During this period planning was going ahead concerning the construction of the 16′ diameter dome, and details were finalised with Beacon Hill Telescopes regarding the construction of the skeletal tube.
Below are a few more photographs from the build.
Monkton Nature Reserve is owned and operated by the Thanet Countryside Trust, a not-for-profit charity established in 1982.
The reserve is situated in an old chalk quarry, last excavated in 1958. It was rescued from becoming a county council rubbish tip in 1985 on the condition that it became a nature reserve and study centre. The Trust was particularly anxious to keep one of the last natural assets on Thanet – apart from the coastal cliffs and seashore there are very few areas of natural habitat left on the island.
The Trust’s aims, as set out by the Charity Commission are:
The advancement of public education on ecology, natural history and related subjects.Thanet Conservation Trust
There are two ponds inside the reserve, one of which is on the quarry floor and is a water-table pond with a fluctuating water level, while the other is a butyl-lined pond in a secluded location overlooked by a small bird hide. Both ponds are visited by grass snakes on hunting expeditions. Great Crested Newts even make an appearance in one of our ponds. The water-table pond is used by a small number of the rare water vole.
There is a small young woodland in land above the quarry, and this is becoming well used by the bird population. Breeding numbers of Turtle Dove in this woodland have risen from one to five pairs over the last ten years.
A Bronze Age Barrow has been constructed in the woodland. This is a long term experimental project to obtain data for the Thanet Archaeological Unit.
The quarry cliffs are of Late Cretaceous age (Santonian) and contain some good chalk fossils. Collecting can only be carried out with supervision. The cliffs act as home to a number of bird species including Jackdaw, a pair of Little Owls, and occasionally nesting Kestrels.
On-site is a well resourced Field Study Centre, which contains a number of different exhibitions, including a large geological collection. Fossils, rocks and minerals from the Mesozoic, Cainozoic, and Pleistocene are on display, including unusual

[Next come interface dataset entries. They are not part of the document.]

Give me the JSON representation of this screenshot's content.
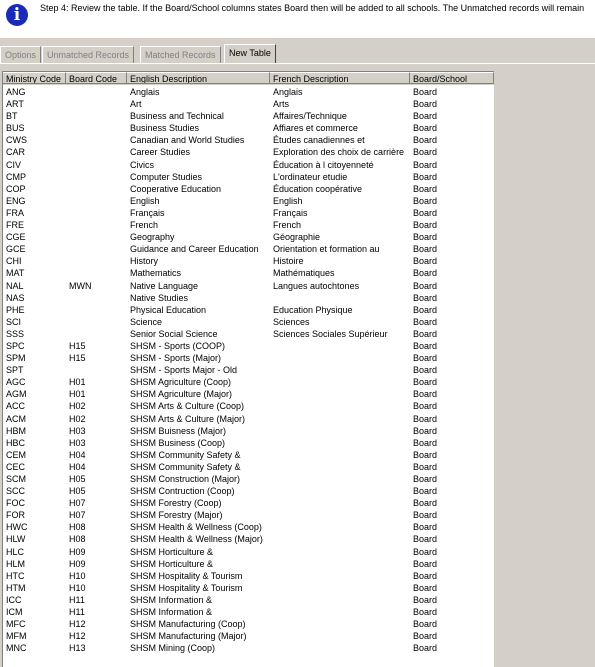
{
  "banner": {
    "icon": "info-icon",
    "text": "Step 4: Review the table. If the Board/School columns states Board then will be added to all schools.  The Unmatched records will remain"
  },
  "tabs": [
    {
      "label": "Options",
      "active": false
    },
    {
      "label": "Unmatched Records",
      "active": false
    },
    {
      "label": "Matched Records",
      "active": false
    },
    {
      "label": "New Table",
      "active": true
    }
  ],
  "table": {
    "columns": [
      "Ministry Code",
      "Board Code",
      "English Description",
      "French Description",
      "Board/School"
    ],
    "rows": [
      [
        "ANG",
        "",
        "Anglais",
        "Anglais",
        "Board"
      ],
      [
        "ART",
        "",
        "Art",
        "Arts",
        "Board"
      ],
      [
        "BT",
        "",
        "Business and Technical",
        "Affaires/Technique",
        "Board"
      ],
      [
        "BUS",
        "",
        "Business Studies",
        "Affiares et commerce",
        "Board"
      ],
      [
        "CWS",
        "",
        "Canadian and World Studies",
        "Études canadiennes et",
        "Board"
      ],
      [
        "CAR",
        "",
        "Career Studies",
        "Exploration des choix de carrière",
        "Board"
      ],
      [
        "CIV",
        "",
        "Civics",
        "Éducation à l citoyenneté",
        "Board"
      ],
      [
        "CMP",
        "",
        "Computer Studies",
        "L'ordinateur etudie",
        "Board"
      ],
      [
        "COP",
        "",
        "Cooperative Education",
        "Éducation coopérative",
        "Board"
      ],
      [
        "ENG",
        "",
        "English",
        "English",
        "Board"
      ],
      [
        "FRA",
        "",
        "Français",
        "Français",
        "Board"
      ],
      [
        "FRE",
        "",
        "French",
        "French",
        "Board"
      ],
      [
        "CGE",
        "",
        "Geography",
        "Géographie",
        "Board"
      ],
      [
        "GCE",
        "",
        "Guidance and Career Education",
        "Orientation et formation au",
        "Board"
      ],
      [
        "CHI",
        "",
        "History",
        "Histoire",
        "Board"
      ],
      [
        "MAT",
        "",
        "Mathematics",
        "Mathématiques",
        "Board"
      ],
      [
        "NAL",
        "MWN",
        "Native Language",
        "Langues autochtones",
        "Board"
      ],
      [
        "NAS",
        "",
        "Native Studies",
        "",
        "Board"
      ],
      [
        "PHE",
        "",
        "Physical Education",
        "Education Physique",
        "Board"
      ],
      [
        "SCI",
        "",
        "Science",
        "Sciences",
        "Board"
      ],
      [
        "SSS",
        "",
        "Senior Social Science",
        "Sciences Sociales Supérieur",
        "Board"
      ],
      [
        "SPC",
        "H15",
        "SHSM - Sports (COOP)",
        "",
        "Board"
      ],
      [
        "SPM",
        "H15",
        "SHSM - Sports (Major)",
        "",
        "Board"
      ],
      [
        "SPT",
        "",
        "SHSM - Sports Major - Old",
        "",
        "Board"
      ],
      [
        "AGC",
        "H01",
        "SHSM Agriculture (Coop)",
        "",
        "Board"
      ],
      [
        "AGM",
        "H01",
        "SHSM Agriculture (Major)",
        "",
        "Board"
      ],
      [
        "ACC",
        "H02",
        "SHSM Arts & Culture (Coop)",
        "",
        "Board"
      ],
      [
        "ACM",
        "H02",
        "SHSM Arts & Culture (Major)",
        "",
        "Board"
      ],
      [
        "HBM",
        "H03",
        "SHSM Buisness (Major)",
        "",
        "Board"
      ],
      [
        "HBC",
        "H03",
        "SHSM Business (Coop)",
        "",
        "Board"
      ],
      [
        "CEM",
        "H04",
        "SHSM Community Safety &",
        "",
        "Board"
      ],
      [
        "CEC",
        "H04",
        "SHSM Community Safety &",
        "",
        "Board"
      ],
      [
        "SCM",
        "H05",
        "SHSM Construction (Major)",
        "",
        "Board"
      ],
      [
        "SCC",
        "H05",
        "SHSM Contruction (Coop)",
        "",
        "Board"
      ],
      [
        "FOC",
        "H07",
        "SHSM Forestry (Coop)",
        "",
        "Board"
      ],
      [
        "FOR",
        "H07",
        "SHSM Forestry (Major)",
        "",
        "Board"
      ],
      [
        "HWC",
        "H08",
        "SHSM Health & Wellness (Coop)",
        "",
        "Board"
      ],
      [
        "HLW",
        "H08",
        "SHSM Health & Wellness (Major)",
        "",
        "Board"
      ],
      [
        "HLC",
        "H09",
        "SHSM Horticulture &",
        "",
        "Board"
      ],
      [
        "HLM",
        "H09",
        "SHSM Horticulture &",
        "",
        "Board"
      ],
      [
        "HTC",
        "H10",
        "SHSM Hospitality & Tourism",
        "",
        "Board"
      ],
      [
        "HTM",
        "H10",
        "SHSM Hospitality & Tourism",
        "",
        "Board"
      ],
      [
        "ICC",
        "H11",
        "SHSM Information &",
        "",
        "Board"
      ],
      [
        "ICM",
        "H11",
        "SHSM Information &",
        "",
        "Board"
      ],
      [
        "MFC",
        "H12",
        "SHSM Manufacturing (Coop)",
        "",
        "Board"
      ],
      [
        "MFM",
        "H12",
        "SHSM Manufacturing (Major)",
        "",
        "Board"
      ],
      [
        "MNC",
        "H13",
        "SHSM Mining (Coop)",
        "",
        "Board"
      ]
    ]
  }
}
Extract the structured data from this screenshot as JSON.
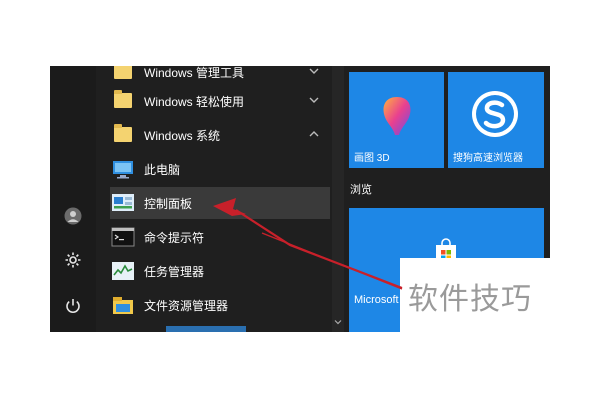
{
  "app_list": {
    "items": [
      {
        "label": "Windows 管理工具",
        "icon": "folder-icon",
        "chevron": "down"
      },
      {
        "label": "Windows 轻松使用",
        "icon": "folder-icon",
        "chevron": "down"
      },
      {
        "label": "Windows 系统",
        "icon": "folder-icon",
        "chevron": "up"
      },
      {
        "label": "此电脑",
        "icon": "computer-icon"
      },
      {
        "label": "控制面板",
        "icon": "control-panel-icon",
        "selected": true
      },
      {
        "label": "命令提示符",
        "icon": "command-prompt-icon"
      },
      {
        "label": "任务管理器",
        "icon": "task-manager-icon"
      },
      {
        "label": "文件资源管理器",
        "icon": "file-explorer-icon"
      }
    ]
  },
  "left_rail": {
    "icons": [
      "user-icon",
      "settings-gear-icon",
      "power-icon"
    ]
  },
  "tiles": {
    "paint3d_label": "画图 3D",
    "browser_label": "搜狗高速浏览器",
    "group_heading": "浏览",
    "store_label": "Microsoft"
  },
  "watermark": "软件技巧",
  "colors": {
    "tile_blue": "#1e87e6",
    "menu_bg": "#1f1f1f",
    "selected_bg": "#3a3a3a",
    "arrow_red": "#c8202a"
  }
}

The Thanet Observatory is situated in the centre of the nature reserve. It houses a 12″ f5.89 reflecting telescope.
Please visit our articles page to see more about the history of the reserve